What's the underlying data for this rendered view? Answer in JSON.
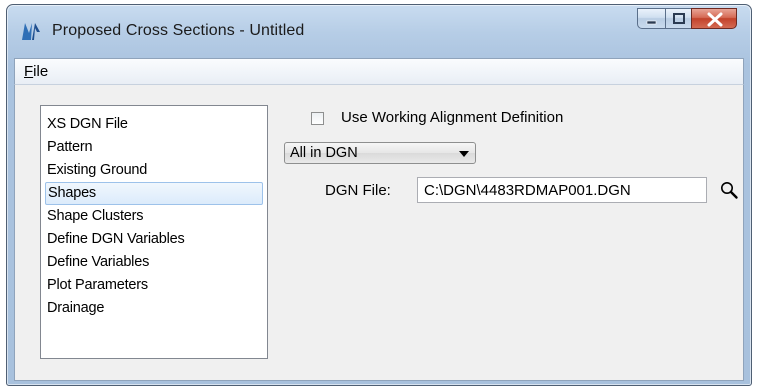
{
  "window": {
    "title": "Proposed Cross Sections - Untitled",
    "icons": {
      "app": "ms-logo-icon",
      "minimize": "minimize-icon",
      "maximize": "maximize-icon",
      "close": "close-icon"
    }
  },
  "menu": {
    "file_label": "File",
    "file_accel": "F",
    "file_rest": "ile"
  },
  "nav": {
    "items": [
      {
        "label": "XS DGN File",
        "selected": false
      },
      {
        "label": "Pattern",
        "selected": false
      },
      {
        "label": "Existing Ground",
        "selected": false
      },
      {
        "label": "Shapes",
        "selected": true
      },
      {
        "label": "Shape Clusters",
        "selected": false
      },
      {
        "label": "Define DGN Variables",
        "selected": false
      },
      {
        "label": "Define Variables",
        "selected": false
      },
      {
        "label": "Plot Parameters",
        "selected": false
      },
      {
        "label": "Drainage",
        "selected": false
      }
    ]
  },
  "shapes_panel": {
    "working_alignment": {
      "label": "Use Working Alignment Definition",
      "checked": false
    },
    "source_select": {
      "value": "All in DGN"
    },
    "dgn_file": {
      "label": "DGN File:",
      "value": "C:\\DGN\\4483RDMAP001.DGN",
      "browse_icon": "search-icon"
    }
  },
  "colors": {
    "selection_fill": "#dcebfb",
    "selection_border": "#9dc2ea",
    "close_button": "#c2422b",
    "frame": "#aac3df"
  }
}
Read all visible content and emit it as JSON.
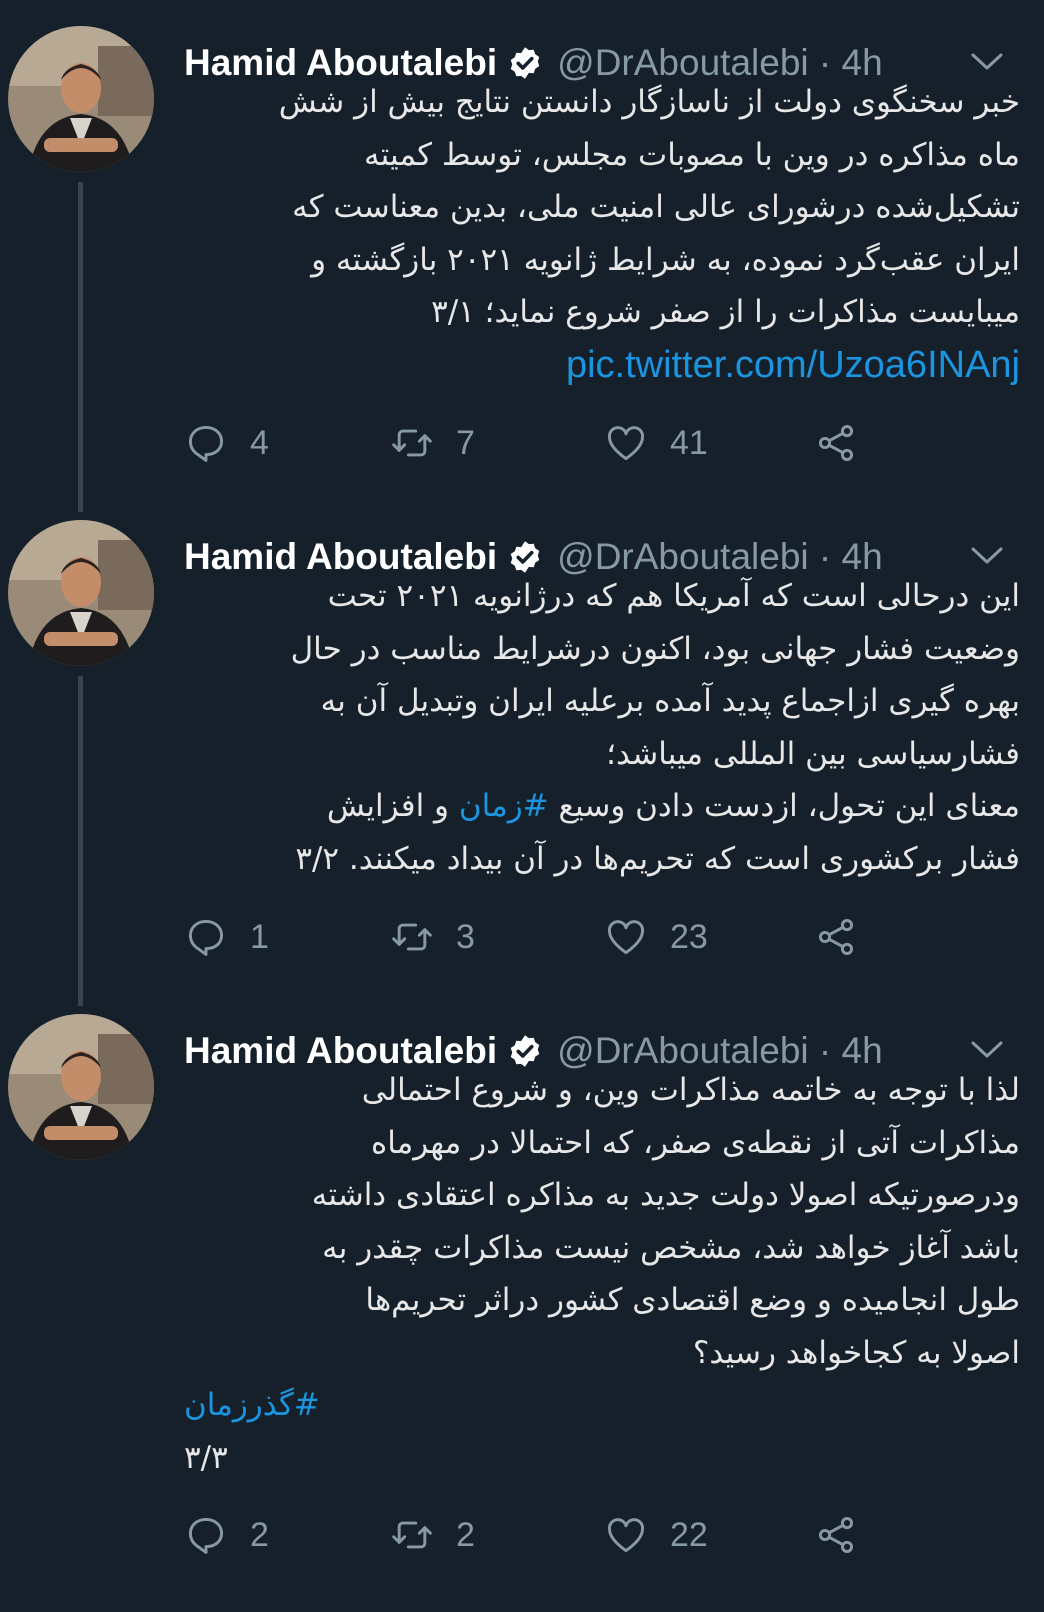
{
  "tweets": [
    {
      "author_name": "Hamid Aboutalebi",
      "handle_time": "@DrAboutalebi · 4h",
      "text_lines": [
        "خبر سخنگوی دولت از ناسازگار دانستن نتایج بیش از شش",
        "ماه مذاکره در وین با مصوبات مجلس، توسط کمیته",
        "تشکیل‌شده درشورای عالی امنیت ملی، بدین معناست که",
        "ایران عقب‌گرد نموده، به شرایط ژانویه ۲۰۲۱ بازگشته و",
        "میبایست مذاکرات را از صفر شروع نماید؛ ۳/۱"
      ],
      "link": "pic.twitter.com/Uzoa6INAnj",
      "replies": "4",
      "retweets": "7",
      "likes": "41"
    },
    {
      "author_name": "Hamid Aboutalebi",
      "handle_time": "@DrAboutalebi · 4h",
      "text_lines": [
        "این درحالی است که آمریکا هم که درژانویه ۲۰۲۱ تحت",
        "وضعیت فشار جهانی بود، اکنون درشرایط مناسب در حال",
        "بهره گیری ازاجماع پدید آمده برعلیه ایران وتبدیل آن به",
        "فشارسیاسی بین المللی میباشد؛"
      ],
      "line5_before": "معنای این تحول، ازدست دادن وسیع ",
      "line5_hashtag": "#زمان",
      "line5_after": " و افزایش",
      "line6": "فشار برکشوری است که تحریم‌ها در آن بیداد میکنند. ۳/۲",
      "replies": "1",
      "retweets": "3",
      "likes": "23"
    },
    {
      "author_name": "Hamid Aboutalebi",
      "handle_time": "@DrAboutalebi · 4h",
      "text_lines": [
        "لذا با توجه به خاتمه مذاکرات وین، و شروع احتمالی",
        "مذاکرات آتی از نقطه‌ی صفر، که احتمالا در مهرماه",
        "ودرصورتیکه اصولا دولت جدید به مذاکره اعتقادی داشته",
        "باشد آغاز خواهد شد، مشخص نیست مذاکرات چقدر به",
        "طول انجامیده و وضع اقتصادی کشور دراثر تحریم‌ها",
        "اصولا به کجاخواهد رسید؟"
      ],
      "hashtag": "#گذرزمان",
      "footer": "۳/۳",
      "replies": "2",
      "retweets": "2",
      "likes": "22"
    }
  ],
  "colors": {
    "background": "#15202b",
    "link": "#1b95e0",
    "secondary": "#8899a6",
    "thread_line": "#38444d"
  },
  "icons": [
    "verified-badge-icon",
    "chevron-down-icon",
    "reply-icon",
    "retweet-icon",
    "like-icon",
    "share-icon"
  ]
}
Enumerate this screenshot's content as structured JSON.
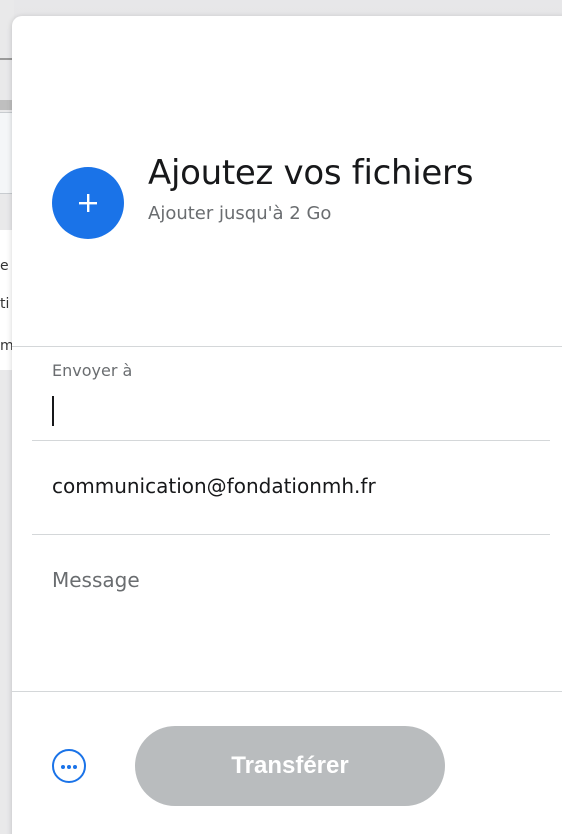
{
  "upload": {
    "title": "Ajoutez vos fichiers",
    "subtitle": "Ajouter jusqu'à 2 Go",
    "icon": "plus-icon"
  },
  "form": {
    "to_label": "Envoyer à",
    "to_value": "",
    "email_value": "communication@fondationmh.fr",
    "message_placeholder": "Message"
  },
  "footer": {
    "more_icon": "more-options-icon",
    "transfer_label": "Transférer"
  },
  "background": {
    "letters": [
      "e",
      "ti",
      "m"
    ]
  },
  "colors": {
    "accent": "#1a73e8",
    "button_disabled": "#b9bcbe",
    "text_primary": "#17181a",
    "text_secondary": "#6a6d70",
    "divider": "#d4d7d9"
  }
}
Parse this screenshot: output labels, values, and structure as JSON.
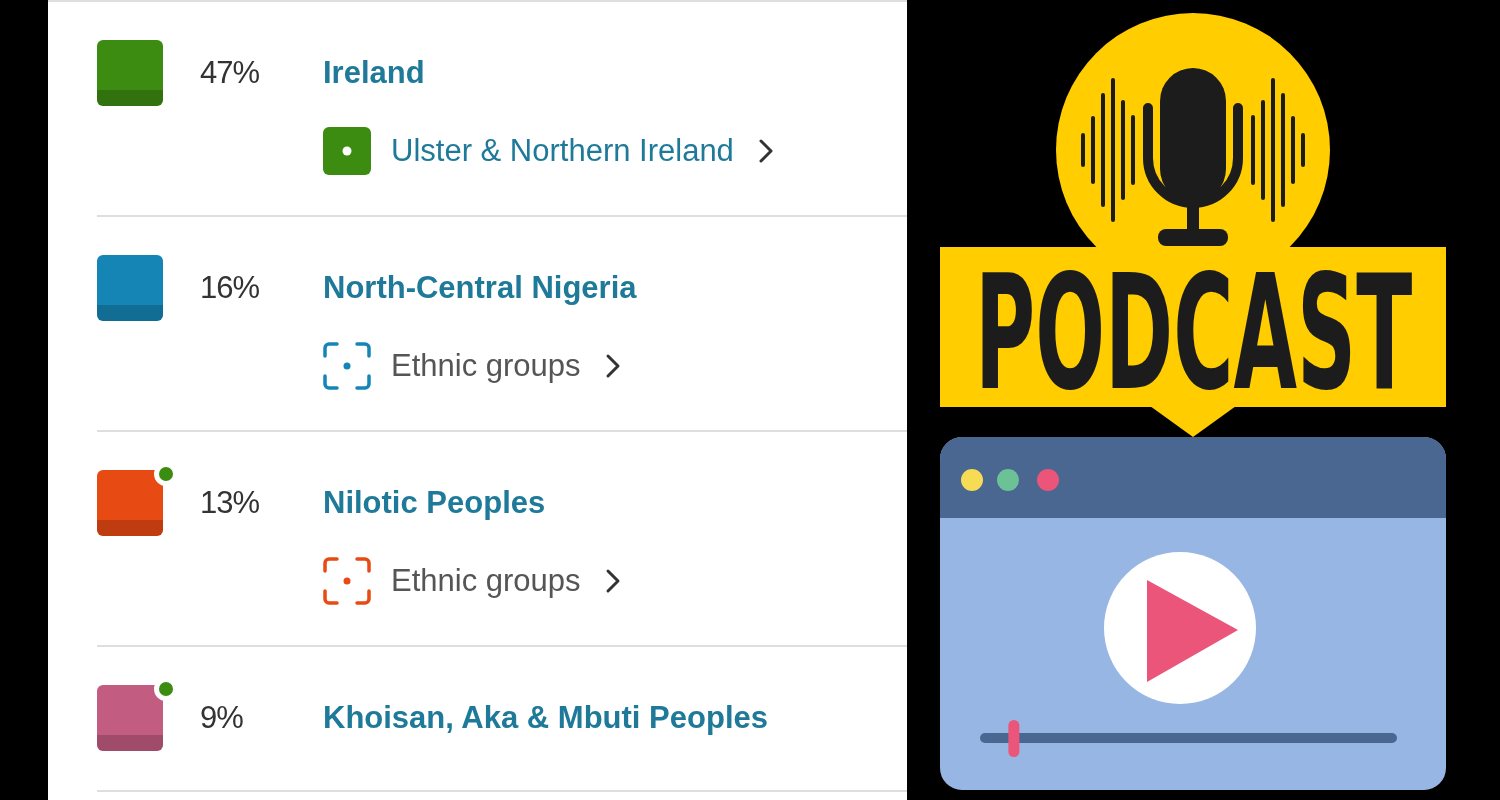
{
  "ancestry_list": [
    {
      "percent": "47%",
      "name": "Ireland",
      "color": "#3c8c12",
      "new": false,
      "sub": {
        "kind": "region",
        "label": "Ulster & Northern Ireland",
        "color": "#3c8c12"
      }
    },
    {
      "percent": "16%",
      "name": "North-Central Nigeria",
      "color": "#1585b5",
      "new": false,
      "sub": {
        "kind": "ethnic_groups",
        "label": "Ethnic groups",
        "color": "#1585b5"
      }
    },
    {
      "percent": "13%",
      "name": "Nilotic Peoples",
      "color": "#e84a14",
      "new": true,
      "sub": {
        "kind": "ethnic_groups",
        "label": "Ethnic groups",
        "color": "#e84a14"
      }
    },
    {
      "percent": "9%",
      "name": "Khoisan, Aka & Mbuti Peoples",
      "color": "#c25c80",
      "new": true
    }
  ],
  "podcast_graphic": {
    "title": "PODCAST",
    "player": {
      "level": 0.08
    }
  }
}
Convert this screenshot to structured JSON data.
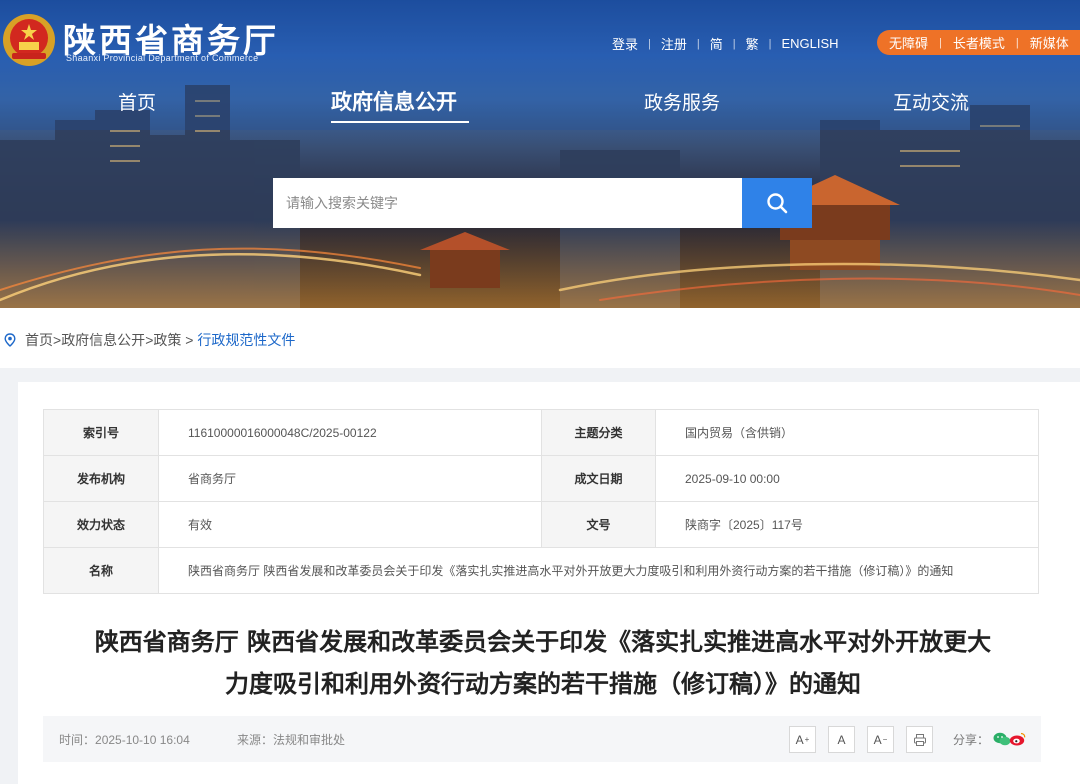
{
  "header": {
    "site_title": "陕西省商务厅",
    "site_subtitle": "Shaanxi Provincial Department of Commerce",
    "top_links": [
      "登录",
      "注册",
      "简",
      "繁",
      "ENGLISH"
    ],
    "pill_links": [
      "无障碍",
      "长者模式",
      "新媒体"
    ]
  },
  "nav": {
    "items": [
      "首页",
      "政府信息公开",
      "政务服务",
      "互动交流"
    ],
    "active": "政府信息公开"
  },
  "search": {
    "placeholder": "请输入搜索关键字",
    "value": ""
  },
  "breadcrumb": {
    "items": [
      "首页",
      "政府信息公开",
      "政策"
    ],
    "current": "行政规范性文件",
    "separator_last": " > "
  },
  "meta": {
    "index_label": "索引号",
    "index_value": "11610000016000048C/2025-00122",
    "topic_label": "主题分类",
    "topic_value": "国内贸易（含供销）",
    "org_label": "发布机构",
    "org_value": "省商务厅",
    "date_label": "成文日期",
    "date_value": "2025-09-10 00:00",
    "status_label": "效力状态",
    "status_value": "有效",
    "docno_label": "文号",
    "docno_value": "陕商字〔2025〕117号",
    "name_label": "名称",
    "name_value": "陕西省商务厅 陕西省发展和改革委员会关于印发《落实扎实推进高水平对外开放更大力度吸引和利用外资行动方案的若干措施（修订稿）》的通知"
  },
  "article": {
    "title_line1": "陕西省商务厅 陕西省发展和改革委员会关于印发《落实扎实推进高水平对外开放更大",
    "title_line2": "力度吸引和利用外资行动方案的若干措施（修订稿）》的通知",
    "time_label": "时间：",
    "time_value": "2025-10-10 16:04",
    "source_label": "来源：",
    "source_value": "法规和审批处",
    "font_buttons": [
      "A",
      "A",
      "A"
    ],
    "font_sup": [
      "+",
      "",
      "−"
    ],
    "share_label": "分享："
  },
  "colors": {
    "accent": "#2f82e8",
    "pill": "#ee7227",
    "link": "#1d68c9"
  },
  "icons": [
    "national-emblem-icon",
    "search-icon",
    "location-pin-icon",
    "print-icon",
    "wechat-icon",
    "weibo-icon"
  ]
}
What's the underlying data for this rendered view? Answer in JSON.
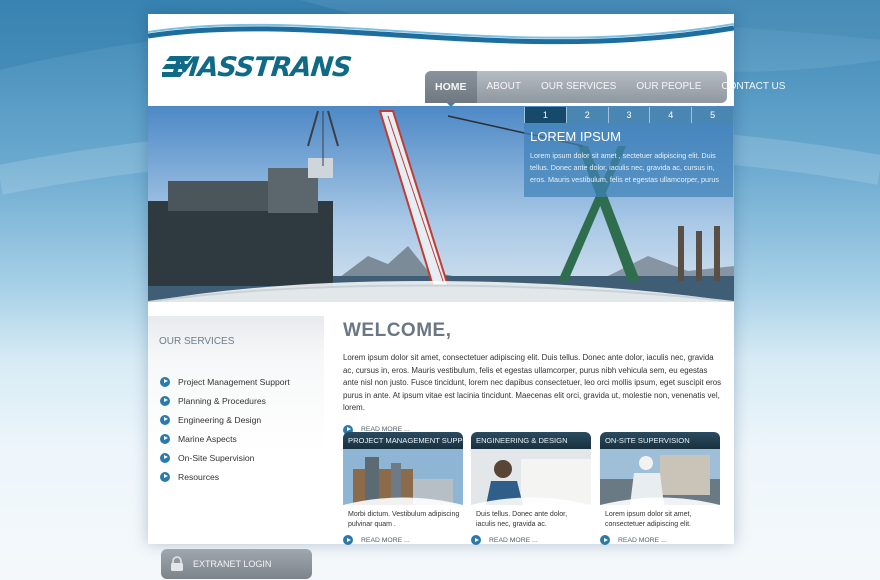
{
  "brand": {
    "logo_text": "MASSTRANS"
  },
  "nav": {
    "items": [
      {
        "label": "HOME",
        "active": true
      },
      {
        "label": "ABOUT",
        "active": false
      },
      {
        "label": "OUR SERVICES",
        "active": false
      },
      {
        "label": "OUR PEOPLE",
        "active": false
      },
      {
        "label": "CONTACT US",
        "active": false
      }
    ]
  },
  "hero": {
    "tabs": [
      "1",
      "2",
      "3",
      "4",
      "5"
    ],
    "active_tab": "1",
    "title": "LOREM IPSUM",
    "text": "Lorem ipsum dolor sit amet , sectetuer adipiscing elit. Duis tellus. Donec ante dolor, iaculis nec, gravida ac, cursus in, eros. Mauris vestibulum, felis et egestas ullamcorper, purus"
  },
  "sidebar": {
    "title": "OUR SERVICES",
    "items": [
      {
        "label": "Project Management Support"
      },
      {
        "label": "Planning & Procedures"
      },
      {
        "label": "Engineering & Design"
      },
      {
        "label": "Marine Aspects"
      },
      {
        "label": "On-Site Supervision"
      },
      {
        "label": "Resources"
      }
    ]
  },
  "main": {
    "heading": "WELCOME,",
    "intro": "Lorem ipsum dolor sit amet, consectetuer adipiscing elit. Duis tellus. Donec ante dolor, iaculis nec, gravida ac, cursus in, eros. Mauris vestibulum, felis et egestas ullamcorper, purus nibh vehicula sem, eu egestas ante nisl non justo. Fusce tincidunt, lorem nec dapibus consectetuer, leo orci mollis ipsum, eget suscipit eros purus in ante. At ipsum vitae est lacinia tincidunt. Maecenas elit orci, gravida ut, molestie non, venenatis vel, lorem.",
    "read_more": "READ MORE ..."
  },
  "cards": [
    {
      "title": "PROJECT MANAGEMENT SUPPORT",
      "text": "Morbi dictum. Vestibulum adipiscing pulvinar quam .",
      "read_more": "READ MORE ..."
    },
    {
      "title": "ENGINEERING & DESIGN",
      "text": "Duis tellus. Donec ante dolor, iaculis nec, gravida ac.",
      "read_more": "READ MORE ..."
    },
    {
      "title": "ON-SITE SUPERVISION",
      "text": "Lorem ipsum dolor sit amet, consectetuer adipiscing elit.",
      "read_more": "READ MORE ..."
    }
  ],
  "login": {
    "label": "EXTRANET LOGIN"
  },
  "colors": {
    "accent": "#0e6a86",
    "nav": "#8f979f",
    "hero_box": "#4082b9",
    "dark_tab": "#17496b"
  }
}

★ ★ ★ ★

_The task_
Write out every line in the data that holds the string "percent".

_Written solution_
      "percent": "47%",
      "percent": "16%",
      "percent": "13%",
      "percent": "9%",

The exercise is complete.